Paul tells the story of English comic book nerds, Graeme Willy (Simon Pegg – The Chronicle Of Narnia – The Voyage Of The Dawn Treader, Burke And Hare) and Clive Gollings (Nick Frost – TV’S Money, The Boat That Rocked) as they arrive in the U.S. to attend Comic Con and to also take a journey through the ‘Extraterrestrial Heartland Of America’. However their journey doesn’t go as planned when they run into Paul (voiced by Seth Rogen – Fight For Your Right Revisited, The Green Hornet), an alien who is desperately trying to get back to his home planet. Just to add to their concerns they soon find themselves being chased by the authorities, led on the ground by Agent Zoil (Jason Bateman – The Switch, TV’S Sit Down Shut Up) and then running into religious nut, Ruth Buggs (Kristen Wiig – TV’S Saturday Night Live, Funny Or Die Presents…).

Greg Mottola (Adventureland, Superbad) was the right choose as a director for Paul.

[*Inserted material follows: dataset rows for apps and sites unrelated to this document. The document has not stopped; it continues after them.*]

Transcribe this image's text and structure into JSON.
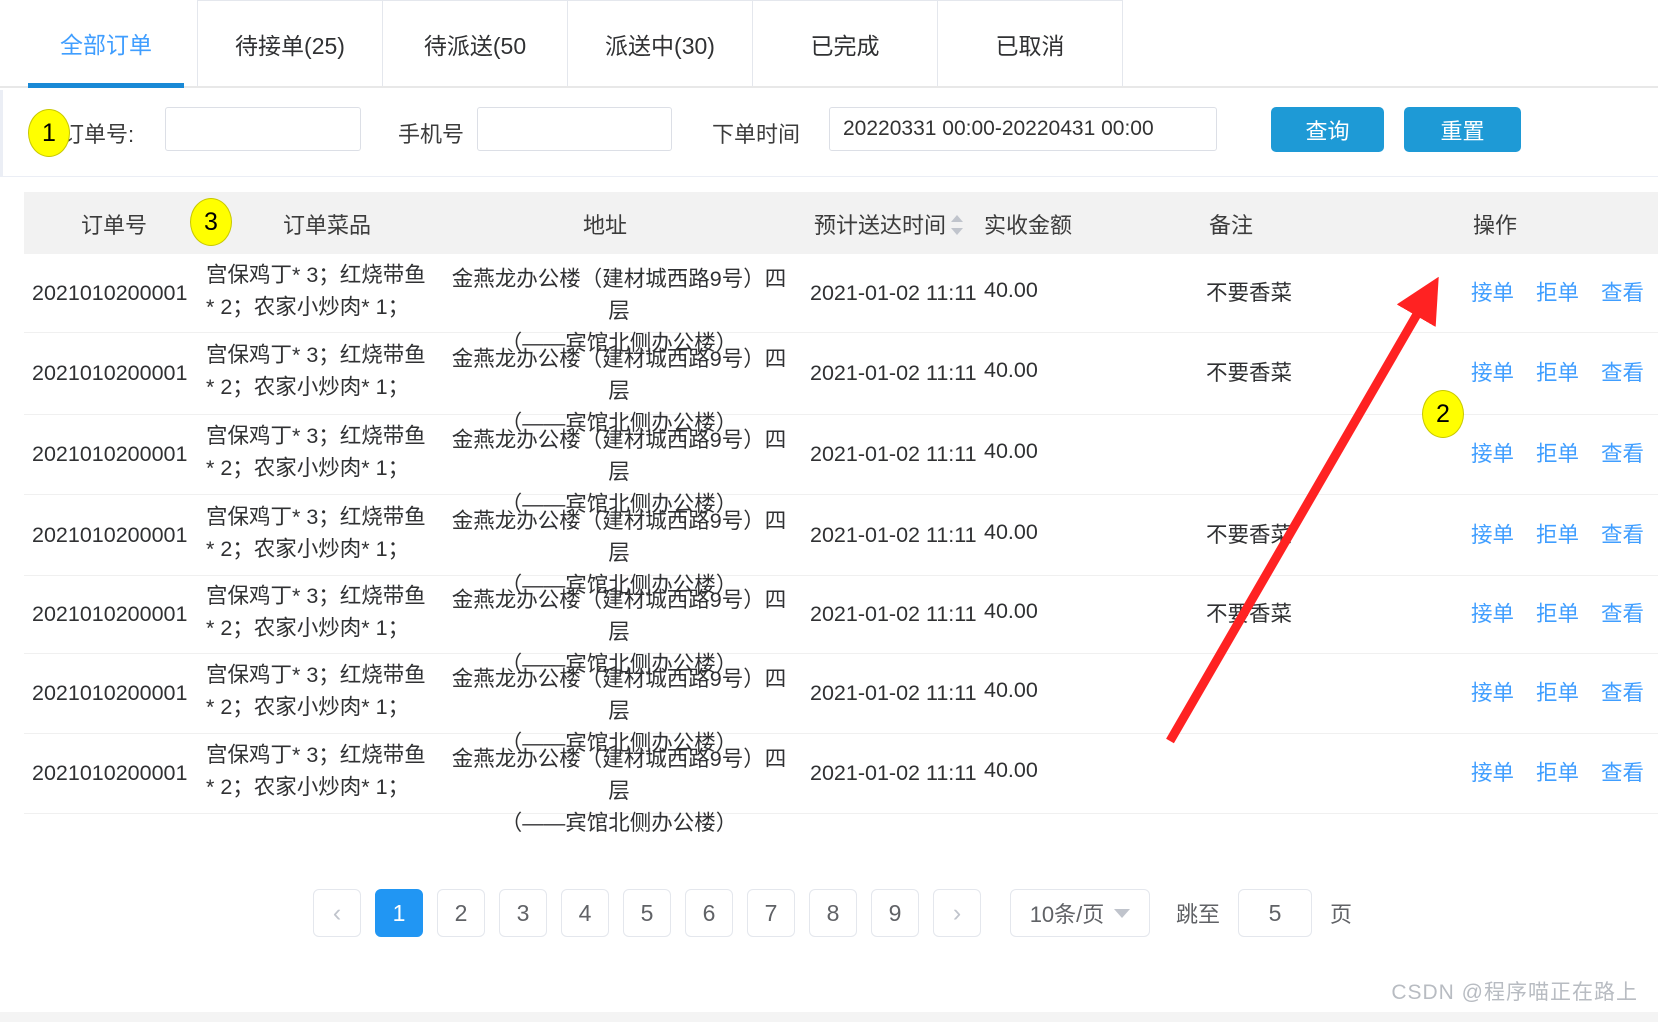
{
  "tabs": [
    {
      "label": "全部订单",
      "active": true
    },
    {
      "label": "待接单(25)",
      "active": false
    },
    {
      "label": "待派送(50",
      "active": false
    },
    {
      "label": "派送中(30)",
      "active": false
    },
    {
      "label": "已完成",
      "active": false
    },
    {
      "label": "已取消",
      "active": false
    }
  ],
  "filter": {
    "order_no_label": "订单号:",
    "order_no_value": "",
    "order_no_placeholder": "",
    "phone_label": "手机号",
    "phone_value": "",
    "phone_placeholder": "",
    "time_label": "下单时间",
    "time_value": "20220331 00:00-20220431 00:00",
    "time_placeholder": "",
    "query_button": "查询",
    "reset_button": "重置"
  },
  "annotations": {
    "badge1": "1",
    "badge2": "2",
    "badge3": "3",
    "badge_color": "#FFFF00",
    "arrow_color": "#FF2222"
  },
  "table": {
    "headers": {
      "order_no": "订单号",
      "dishes": "订单菜品",
      "address": "地址",
      "eta": "预计送达时间",
      "amount": "实收金额",
      "remark": "备注",
      "actions": "操作"
    },
    "actions": {
      "accept": "接单",
      "reject": "拒单",
      "view": "查看"
    },
    "rows": [
      {
        "order_no": "2021010200001",
        "dishes": "宫保鸡丁* 3；红烧带鱼* 2；农家小炒肉* 1；",
        "address_line1": "金燕龙办公楼（建材城西路9号）四层",
        "address_line2": "（——宾馆北侧办公楼）",
        "eta": "2021-01-02 11:11",
        "amount": "40.00",
        "remark": "不要香菜"
      },
      {
        "order_no": "2021010200001",
        "dishes": "宫保鸡丁* 3；红烧带鱼* 2；农家小炒肉* 1；",
        "address_line1": "金燕龙办公楼（建材城西路9号）四层",
        "address_line2": "（——宾馆北侧办公楼）",
        "eta": "2021-01-02 11:11",
        "amount": "40.00",
        "remark": "不要香菜"
      },
      {
        "order_no": "2021010200001",
        "dishes": "宫保鸡丁* 3；红烧带鱼* 2；农家小炒肉* 1；",
        "address_line1": "金燕龙办公楼（建材城西路9号）四层",
        "address_line2": "（——宾馆北侧办公楼）",
        "eta": "2021-01-02 11:11",
        "amount": "40.00",
        "remark": ""
      },
      {
        "order_no": "2021010200001",
        "dishes": "宫保鸡丁* 3；红烧带鱼* 2；农家小炒肉* 1；",
        "address_line1": "金燕龙办公楼（建材城西路9号）四层",
        "address_line2": "（——宾馆北侧办公楼）",
        "eta": "2021-01-02 11:11",
        "amount": "40.00",
        "remark": "不要香菜"
      },
      {
        "order_no": "2021010200001",
        "dishes": "宫保鸡丁* 3；红烧带鱼* 2；农家小炒肉* 1；",
        "address_line1": "金燕龙办公楼（建材城西路9号）四层",
        "address_line2": "（——宾馆北侧办公楼）",
        "eta": "2021-01-02 11:11",
        "amount": "40.00",
        "remark": "不要香菜"
      },
      {
        "order_no": "2021010200001",
        "dishes": "宫保鸡丁* 3；红烧带鱼* 2；农家小炒肉* 1；",
        "address_line1": "金燕龙办公楼（建材城西路9号）四层",
        "address_line2": "（——宾馆北侧办公楼）",
        "eta": "2021-01-02 11:11",
        "amount": "40.00",
        "remark": ""
      },
      {
        "order_no": "2021010200001",
        "dishes": "宫保鸡丁* 3；红烧带鱼* 2；农家小炒肉* 1；",
        "address_line1": "金燕龙办公楼（建材城西路9号）四层",
        "address_line2": "（——宾馆北侧办公楼）",
        "eta": "2021-01-02 11:11",
        "amount": "40.00",
        "remark": ""
      }
    ]
  },
  "pagination": {
    "prev": "‹",
    "next": "›",
    "pages": [
      "1",
      "2",
      "3",
      "4",
      "5",
      "6",
      "7",
      "8",
      "9"
    ],
    "current": "1",
    "page_size": "10条/页",
    "jump_label": "跳至",
    "jump_value": "5",
    "jump_unit": "页"
  },
  "watermark": "CSDN @程序喵正在路上"
}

Using Frost and Pegg’s script as a guidance he does a wonderful job mixing outrageous comedy while not forgetting that there is also a dramatic storyline also going on. Poor Mottola certainly gets his directional skills tested as he practically has to weld all genres together (apart from drama and comedy there is also sci-fi and action to throw into the mix) seamlessly, as well as direct, Paul… a character that is never present on the set. Luckily, he is up to the task and what you are left with is a film that a pure joy to watch.

Once again Nick Frost and Simon Pegg show why they are the two best comedic actors going around at the moment. Their comedy scenes are impeccable while much to their credit they can also pull-off dramatic scenes with ease. Credit must also be paid to Jason Bateman who is excellent as the deliberately rubbery Agent Zoil and Kristen Wiig who steals the show on a number of occasions with her over-the-top portrayal of Ruth.

Paul is a terrific comedy that is a must see for comic book fans out there. It is the best fanboy comedy since… well Fanboys.

Trailer: